The changing roles of women and men in the family and fertility regulation: some labour policy aspects
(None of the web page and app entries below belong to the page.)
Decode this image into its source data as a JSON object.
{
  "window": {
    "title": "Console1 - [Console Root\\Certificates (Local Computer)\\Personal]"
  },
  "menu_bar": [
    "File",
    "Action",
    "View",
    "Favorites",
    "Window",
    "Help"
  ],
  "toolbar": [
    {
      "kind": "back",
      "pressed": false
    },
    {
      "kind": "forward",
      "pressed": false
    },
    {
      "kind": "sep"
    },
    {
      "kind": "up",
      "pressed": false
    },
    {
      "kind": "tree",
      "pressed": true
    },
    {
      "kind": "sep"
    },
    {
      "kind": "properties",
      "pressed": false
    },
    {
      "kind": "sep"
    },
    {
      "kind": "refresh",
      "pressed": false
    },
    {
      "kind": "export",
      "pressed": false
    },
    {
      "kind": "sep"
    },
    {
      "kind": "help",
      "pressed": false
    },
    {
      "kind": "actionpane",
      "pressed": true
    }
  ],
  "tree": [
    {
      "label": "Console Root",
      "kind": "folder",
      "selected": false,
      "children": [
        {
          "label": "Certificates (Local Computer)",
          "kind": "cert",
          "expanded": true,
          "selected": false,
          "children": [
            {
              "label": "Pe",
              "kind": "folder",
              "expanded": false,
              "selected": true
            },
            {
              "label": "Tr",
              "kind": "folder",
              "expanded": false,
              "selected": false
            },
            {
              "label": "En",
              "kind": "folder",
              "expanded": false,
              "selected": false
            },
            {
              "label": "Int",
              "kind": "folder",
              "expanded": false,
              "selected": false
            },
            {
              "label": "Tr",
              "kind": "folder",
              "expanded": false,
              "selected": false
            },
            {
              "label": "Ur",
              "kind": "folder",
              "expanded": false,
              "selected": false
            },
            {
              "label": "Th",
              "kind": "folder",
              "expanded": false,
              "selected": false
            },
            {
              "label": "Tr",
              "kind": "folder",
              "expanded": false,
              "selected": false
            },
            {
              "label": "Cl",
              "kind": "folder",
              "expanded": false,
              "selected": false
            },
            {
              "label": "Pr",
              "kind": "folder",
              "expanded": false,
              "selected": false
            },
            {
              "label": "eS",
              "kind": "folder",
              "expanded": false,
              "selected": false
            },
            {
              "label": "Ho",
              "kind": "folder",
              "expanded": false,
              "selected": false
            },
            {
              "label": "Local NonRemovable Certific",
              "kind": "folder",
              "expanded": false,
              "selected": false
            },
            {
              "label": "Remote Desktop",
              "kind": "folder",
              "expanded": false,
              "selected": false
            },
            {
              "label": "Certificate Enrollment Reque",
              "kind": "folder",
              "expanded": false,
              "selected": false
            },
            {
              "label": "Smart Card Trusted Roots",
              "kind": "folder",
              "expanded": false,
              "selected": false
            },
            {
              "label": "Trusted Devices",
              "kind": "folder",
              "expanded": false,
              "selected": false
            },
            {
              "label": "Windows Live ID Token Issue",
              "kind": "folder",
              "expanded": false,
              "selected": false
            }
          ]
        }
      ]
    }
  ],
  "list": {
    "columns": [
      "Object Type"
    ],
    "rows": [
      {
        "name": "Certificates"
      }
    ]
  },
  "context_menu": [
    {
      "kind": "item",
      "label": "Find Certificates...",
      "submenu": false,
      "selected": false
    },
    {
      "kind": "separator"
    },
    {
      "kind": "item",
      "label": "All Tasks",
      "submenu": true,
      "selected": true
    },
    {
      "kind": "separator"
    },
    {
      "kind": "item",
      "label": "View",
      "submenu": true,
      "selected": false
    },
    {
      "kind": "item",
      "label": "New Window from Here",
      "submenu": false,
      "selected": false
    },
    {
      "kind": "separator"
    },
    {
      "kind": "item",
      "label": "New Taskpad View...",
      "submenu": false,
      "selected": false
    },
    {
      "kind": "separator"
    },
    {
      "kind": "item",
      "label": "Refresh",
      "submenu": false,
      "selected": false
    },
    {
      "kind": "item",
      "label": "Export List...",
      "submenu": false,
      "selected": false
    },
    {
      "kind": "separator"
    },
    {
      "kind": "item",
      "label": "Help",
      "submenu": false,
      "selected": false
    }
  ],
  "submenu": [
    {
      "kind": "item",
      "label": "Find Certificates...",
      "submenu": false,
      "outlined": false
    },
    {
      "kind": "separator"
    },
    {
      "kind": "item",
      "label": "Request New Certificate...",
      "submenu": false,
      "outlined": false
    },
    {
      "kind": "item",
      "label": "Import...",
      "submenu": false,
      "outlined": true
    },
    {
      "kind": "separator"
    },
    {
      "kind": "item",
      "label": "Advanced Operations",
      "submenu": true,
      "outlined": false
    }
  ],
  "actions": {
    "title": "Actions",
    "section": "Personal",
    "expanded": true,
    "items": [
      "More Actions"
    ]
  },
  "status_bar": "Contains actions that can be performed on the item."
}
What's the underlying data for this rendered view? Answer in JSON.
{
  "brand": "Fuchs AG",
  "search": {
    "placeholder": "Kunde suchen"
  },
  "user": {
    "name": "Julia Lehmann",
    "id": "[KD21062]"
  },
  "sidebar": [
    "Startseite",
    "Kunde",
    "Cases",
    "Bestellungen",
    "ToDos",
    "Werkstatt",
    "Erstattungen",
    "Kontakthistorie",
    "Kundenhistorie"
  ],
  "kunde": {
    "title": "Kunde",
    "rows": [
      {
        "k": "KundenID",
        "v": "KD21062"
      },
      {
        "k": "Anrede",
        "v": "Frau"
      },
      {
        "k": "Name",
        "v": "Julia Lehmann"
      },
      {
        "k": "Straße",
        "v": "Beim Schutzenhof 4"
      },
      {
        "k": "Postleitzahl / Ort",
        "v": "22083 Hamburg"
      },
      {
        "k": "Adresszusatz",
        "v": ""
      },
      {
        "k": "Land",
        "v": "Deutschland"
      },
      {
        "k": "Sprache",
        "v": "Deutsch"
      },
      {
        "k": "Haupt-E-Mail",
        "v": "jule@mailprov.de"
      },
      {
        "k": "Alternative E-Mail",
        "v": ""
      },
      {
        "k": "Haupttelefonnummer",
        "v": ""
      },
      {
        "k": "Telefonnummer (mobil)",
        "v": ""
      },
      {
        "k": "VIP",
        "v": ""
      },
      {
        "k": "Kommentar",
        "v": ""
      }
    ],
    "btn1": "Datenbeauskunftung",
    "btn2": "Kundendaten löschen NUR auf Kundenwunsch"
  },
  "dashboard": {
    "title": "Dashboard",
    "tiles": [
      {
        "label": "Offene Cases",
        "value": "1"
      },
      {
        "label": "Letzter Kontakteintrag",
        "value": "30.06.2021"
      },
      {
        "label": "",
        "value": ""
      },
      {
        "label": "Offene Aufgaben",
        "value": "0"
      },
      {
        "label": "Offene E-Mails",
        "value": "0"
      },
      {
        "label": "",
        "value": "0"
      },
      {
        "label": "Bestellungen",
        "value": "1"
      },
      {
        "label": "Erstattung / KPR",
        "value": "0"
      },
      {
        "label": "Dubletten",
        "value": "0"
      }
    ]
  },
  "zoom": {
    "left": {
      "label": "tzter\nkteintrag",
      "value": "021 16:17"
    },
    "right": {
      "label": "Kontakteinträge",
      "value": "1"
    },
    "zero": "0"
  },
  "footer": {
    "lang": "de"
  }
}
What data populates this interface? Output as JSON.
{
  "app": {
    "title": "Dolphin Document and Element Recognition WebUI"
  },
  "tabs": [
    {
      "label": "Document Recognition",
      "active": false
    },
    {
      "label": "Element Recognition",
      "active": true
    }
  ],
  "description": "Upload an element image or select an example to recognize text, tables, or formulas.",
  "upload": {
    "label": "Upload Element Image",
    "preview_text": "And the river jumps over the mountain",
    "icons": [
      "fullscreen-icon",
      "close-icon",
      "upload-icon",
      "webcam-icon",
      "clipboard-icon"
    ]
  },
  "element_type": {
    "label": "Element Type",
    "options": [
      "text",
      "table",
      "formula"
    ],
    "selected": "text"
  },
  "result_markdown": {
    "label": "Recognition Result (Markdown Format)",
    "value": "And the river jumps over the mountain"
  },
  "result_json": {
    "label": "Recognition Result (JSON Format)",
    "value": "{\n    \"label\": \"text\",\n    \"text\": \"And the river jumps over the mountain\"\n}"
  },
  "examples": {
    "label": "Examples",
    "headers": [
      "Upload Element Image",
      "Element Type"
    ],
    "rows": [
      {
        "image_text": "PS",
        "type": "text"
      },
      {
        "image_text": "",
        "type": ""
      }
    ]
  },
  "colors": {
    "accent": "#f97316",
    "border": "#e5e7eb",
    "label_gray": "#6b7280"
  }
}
In: Family and population. Proceedings of the "Scientific Conference on Family and Population," Espoo, Finland, May 25-27, 1984, edited by Hellevi Hatunen. Helsinki, Finland, Vaestoliitto, 1984. 62-83.There is growing evidence that labor policies, such as those advocated by the International Labor Organization (ILO), promote changes in familial roles and that these changes in turn have an impact on fertility. A conceptual model describing these linkages is offered and the degree to which the linkages hypothesized in the model are supported by research findings is indicated. The conceptual model specifies that: 1) as reliance on child labor declines, through the enactment of minimum age labor laws, the economic value of children declines, and parents adopt smaller family size ideals; 2) as security increases for the elderly, through the provision of social security and pension plans, the elderly become less dependent on their children, and the perceived need to produce enough children to ensure security in old age is diminished; and 3) as sexual equality in job training and employment and the availability of flexible work schedules increase, sexual equality in the domestic setting increases, and women begin to exert more control over their own fertility. ILO studies and many other studies provide considerable evidence in support of these hypothesized linkages; however, the direction or causal nature of some of the associations has not been established. Development levels, rural or urban residence, and a number of other factors also appear to influence many of these relationships. Overall, the growing body of evidence accords well with ILO programs and instruments which promote: 1) the enactment of minimum age work laws to reduce reliance on child labor, 2) the establishment of social security systems and pension plans to promote the economic independence of the elderly, 3) the promotion of sexual equality in training programs and employment; 4) the promotion of the idea of sexual equality in the domestic setting; and 5) the establishment of employment policies which do not unfairly discriminate against workers with family responsibilities.